(Saved data entries)
====================

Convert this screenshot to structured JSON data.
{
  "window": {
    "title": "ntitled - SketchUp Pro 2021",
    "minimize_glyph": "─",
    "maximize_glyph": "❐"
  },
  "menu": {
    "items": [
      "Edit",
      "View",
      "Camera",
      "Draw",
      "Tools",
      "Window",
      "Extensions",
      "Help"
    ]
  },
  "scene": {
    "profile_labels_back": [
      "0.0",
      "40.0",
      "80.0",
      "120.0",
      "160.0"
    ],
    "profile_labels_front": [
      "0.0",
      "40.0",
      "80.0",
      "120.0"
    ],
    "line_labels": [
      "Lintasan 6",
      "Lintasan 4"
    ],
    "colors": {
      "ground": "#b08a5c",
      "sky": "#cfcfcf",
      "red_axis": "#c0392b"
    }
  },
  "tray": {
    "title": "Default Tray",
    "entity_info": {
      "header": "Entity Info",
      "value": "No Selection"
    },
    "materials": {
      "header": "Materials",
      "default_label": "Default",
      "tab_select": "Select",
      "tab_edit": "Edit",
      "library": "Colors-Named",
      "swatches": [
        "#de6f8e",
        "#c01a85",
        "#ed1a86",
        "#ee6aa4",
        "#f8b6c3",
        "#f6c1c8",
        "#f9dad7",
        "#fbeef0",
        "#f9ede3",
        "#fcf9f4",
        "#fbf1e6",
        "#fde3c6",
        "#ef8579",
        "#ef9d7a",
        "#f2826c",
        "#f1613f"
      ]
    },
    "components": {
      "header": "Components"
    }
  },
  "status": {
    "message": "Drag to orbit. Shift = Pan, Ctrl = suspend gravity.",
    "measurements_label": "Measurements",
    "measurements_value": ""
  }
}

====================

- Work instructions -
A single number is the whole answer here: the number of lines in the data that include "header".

- Result below -
3